In order for a perfect anti-reflection effect to succeed, boundary conditions must be fulfilled. Examination of the illustration immediately reveals that for the layer with a thickness d, precisely “a quarter wavelength must fit in”, otherwise a phase shift of λ/2 is not possible. Furthermore, it should be noted that the light in a medium with a refractive index nS is “slowed down” to the speed c = c0/nS.
The optical layer thickness relevant for the propagation of the wave is therefore nS . d. This results in the phase condition for an eradication of the reflected light: nS . d = λ/4.
The phase condition determines the layer thickness d and can, of course, only be fulfilled for a single wavelength from the visible spectrum (“design wavelength”, in optician-speak). The design wavelength is usually placed in the middle of the visible spectrum (color “green” at 550 nm). In addition to the phase condition, it must also be taken into account that complete eradication can only be achieved if the amplitudes r1 and r2 of the two reflected wave trains are also equal.
As shown in the adjacent formula (6), this results by using the Fresnel equation (3), which is now applied to both interfaces, the amplitude condition for the refractive index nS of the layer is obtained after appropriate conversion.
For the complete anti-reflection coating of glass, a coating material with nS = 1.23 would therefore have to be found, which nature unfortunately does not have in stock for us. With every available material, only a partial eradication is possible. It should be additionally noted that an anti-reflection effect on glass substrates can only be achieved by layers with nS < 1.52; layers with nS > 1.52 lead to increased reflection. The phenomenon can incidentally be observed in everyday life on the “substrate” water (nM = 1.33). Thin petrol or oil residues (e.g. nS = 1.50 for benzene) on puddles create iridescent interference colors.
When searching for suitable coating materials with nS < 1.52, MgF2 (nS = 1.38) and SiO2 (nS = 1.46) are encountered. Applying the Fresnel equation to MgF2 yields R = 0.0125 for a glass surface, meaning that the total reflectance of the pane is reduced from 8.3% to 2.5%. This is already a partial success, but potential for improvement still remains.
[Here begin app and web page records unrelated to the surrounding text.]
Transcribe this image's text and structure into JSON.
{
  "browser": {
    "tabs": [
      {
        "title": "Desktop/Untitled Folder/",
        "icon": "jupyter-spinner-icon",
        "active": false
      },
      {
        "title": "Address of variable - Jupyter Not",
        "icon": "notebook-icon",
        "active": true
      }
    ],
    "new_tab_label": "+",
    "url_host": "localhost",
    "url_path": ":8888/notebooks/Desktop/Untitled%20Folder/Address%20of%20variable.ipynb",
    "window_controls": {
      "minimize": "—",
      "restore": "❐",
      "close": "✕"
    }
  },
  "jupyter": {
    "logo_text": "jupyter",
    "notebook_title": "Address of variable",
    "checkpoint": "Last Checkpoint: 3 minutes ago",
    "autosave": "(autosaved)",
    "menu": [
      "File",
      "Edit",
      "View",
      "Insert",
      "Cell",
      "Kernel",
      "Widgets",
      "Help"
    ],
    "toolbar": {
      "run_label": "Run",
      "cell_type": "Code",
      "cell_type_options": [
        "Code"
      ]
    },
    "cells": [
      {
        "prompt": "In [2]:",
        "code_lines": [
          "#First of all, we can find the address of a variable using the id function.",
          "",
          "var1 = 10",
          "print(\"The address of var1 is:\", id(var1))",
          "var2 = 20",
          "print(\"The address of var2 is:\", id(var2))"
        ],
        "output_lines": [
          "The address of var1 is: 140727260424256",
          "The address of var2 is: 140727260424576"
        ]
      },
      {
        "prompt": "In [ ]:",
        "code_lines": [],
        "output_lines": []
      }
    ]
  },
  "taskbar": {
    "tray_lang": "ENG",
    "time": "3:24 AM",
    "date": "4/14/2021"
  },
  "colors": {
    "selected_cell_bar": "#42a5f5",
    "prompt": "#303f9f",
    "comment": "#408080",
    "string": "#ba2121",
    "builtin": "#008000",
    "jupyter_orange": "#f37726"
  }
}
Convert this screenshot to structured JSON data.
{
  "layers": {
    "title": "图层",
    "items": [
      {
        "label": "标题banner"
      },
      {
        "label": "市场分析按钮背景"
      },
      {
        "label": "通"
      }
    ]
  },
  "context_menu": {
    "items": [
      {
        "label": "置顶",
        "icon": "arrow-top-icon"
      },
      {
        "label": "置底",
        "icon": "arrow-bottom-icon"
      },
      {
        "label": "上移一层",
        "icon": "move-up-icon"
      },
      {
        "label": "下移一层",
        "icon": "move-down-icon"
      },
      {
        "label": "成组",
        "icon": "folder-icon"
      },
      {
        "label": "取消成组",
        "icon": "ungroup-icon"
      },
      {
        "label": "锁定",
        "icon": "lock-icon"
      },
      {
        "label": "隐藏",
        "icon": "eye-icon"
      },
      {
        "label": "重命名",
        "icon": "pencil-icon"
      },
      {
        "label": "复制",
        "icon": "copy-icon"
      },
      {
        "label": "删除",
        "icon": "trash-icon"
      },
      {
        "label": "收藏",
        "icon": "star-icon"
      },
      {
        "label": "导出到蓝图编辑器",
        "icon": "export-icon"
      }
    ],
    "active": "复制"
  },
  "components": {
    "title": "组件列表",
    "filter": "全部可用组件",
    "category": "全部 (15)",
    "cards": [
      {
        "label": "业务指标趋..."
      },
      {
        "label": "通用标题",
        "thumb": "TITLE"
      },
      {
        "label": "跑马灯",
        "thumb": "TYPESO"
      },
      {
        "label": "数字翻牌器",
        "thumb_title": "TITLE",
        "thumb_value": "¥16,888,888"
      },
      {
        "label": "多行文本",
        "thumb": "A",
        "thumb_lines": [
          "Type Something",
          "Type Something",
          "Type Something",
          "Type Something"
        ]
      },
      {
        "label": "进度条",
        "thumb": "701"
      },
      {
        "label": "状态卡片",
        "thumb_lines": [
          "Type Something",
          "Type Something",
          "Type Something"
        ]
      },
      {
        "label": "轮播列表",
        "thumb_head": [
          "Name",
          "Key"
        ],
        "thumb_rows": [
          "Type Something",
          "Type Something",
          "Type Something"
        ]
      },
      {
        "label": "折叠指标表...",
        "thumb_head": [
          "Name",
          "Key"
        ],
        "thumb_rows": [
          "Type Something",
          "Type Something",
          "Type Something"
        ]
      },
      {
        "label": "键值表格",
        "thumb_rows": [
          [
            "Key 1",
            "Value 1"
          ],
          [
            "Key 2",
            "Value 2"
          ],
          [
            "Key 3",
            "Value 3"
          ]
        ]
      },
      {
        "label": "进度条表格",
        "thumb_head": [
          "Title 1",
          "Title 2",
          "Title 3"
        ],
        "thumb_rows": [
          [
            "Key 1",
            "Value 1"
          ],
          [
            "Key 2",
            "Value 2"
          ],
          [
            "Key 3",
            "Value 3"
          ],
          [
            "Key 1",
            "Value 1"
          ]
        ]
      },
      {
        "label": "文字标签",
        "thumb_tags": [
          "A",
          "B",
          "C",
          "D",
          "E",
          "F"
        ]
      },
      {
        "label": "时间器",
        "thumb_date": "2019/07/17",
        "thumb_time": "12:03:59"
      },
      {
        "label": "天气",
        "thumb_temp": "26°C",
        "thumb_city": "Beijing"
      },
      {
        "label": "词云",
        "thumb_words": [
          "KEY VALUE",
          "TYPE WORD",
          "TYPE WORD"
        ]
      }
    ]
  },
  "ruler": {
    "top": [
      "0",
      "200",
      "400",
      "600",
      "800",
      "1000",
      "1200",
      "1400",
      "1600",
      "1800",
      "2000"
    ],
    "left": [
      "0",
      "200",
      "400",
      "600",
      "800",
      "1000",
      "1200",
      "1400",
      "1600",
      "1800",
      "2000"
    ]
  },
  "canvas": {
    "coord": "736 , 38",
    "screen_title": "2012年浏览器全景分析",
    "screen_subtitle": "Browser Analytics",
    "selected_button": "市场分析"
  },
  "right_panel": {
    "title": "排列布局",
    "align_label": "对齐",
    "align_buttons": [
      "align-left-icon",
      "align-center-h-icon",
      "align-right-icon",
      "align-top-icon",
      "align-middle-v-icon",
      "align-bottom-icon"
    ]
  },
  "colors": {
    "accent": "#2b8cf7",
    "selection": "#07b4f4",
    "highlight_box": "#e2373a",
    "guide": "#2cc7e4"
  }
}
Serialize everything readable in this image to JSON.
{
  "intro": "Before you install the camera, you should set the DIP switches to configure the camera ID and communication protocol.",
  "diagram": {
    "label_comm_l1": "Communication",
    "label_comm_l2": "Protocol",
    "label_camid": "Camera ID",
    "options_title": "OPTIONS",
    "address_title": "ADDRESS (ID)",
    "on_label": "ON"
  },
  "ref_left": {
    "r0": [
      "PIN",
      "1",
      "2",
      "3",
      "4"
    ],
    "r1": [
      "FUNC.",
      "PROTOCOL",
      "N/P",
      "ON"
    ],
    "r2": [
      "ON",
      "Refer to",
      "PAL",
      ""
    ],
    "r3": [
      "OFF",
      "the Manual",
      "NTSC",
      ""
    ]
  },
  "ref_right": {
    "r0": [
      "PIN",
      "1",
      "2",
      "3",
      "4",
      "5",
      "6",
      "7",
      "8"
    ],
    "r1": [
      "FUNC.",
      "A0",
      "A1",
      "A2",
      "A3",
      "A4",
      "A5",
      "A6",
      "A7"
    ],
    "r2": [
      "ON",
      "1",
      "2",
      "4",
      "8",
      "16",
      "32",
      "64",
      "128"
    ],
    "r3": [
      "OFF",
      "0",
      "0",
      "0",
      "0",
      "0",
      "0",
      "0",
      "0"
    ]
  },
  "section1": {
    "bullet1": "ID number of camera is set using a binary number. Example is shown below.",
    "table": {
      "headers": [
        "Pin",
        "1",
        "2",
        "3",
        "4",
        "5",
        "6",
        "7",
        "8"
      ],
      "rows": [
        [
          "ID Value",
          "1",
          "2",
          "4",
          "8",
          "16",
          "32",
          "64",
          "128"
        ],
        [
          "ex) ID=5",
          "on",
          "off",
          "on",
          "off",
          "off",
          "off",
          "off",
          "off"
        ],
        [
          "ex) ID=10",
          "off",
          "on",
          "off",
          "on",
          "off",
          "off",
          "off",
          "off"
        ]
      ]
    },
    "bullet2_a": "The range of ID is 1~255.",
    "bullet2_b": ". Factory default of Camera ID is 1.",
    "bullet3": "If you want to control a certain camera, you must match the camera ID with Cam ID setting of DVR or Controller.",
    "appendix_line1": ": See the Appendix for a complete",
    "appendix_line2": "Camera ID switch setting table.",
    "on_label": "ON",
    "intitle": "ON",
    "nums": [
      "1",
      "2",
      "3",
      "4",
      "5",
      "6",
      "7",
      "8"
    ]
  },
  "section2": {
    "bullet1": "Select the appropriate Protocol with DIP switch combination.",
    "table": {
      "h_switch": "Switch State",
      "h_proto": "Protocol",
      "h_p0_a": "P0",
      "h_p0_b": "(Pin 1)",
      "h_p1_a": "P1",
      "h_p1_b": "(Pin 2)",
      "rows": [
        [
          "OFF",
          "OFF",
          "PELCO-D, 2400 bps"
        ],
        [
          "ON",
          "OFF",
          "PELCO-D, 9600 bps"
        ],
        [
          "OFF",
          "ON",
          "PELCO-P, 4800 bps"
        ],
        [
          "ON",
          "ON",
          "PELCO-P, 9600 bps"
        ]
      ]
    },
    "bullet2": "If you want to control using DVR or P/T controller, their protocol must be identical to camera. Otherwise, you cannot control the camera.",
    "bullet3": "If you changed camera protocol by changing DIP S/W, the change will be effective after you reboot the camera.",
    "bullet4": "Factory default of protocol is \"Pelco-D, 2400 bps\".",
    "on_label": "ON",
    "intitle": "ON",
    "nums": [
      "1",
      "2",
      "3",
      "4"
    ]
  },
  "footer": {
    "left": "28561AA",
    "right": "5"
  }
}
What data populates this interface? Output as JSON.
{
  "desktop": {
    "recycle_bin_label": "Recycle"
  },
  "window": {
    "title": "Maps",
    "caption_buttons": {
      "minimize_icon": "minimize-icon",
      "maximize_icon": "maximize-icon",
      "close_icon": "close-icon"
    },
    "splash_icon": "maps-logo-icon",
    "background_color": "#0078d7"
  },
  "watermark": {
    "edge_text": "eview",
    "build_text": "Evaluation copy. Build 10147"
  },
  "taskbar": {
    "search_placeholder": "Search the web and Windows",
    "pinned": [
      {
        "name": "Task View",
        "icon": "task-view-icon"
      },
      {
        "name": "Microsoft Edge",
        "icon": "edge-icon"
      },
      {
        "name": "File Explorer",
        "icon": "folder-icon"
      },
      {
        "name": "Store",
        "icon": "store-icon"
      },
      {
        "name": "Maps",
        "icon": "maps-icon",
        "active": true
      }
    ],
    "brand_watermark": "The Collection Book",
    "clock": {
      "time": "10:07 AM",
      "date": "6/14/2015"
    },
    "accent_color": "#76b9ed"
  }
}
The adjacent Figure shows the reflectance curve of an MgF2 layer with a thickness of λ/4 at a design wavelength of 550 nm. The corresponding layer thickness according to (5) is 99.6 nm.
If better antireflection coatings are desired, it is necessary to add “layer by layer”, to apply the Fresnel equations accordingly for several interfaces, and to have suitable designs calculated by the computer. We would like to spare you the description of the progression from the simple λ/4 MgF2 layer through to the super-broadband anti-reflection coating with 6 or more layers. The adjacent Figure shows the spectral reflectance for a broadband anti-reflection coating with four layers comprised of Si02 (nS = 1.46) and TiO2 (nS = 2.35) as the coating material.
An example for the layer structure of such a system is shown in the adjactne Figure. As the reflection from the rear glass surface must also be suppressed, the identical layer package must be applied to both surfaces of the glass.
The adjacent Figure shows an object behind a split pane, where the left half is coated with a broadband anti-reflection coating, thereby becoming practically “invisible”.
The reduction or eradication of reflections for the visible part of the solar spectrum is only one of the challenges which glass presents for us in its function as an optical material or construction element. In addition to light, the sun also provides heat in the so-called near-infrared range (NIR) between around 800 and 3000 nm. Furthermore, during the cold months of the year, rooms need to be heated. The corresponding temperature radiation lies in the far-infrared range (FIR) with wavelengths of around 10 µm.
“Can glass reflect heat?” is a question to which we will provide answers in the forthcoming articles.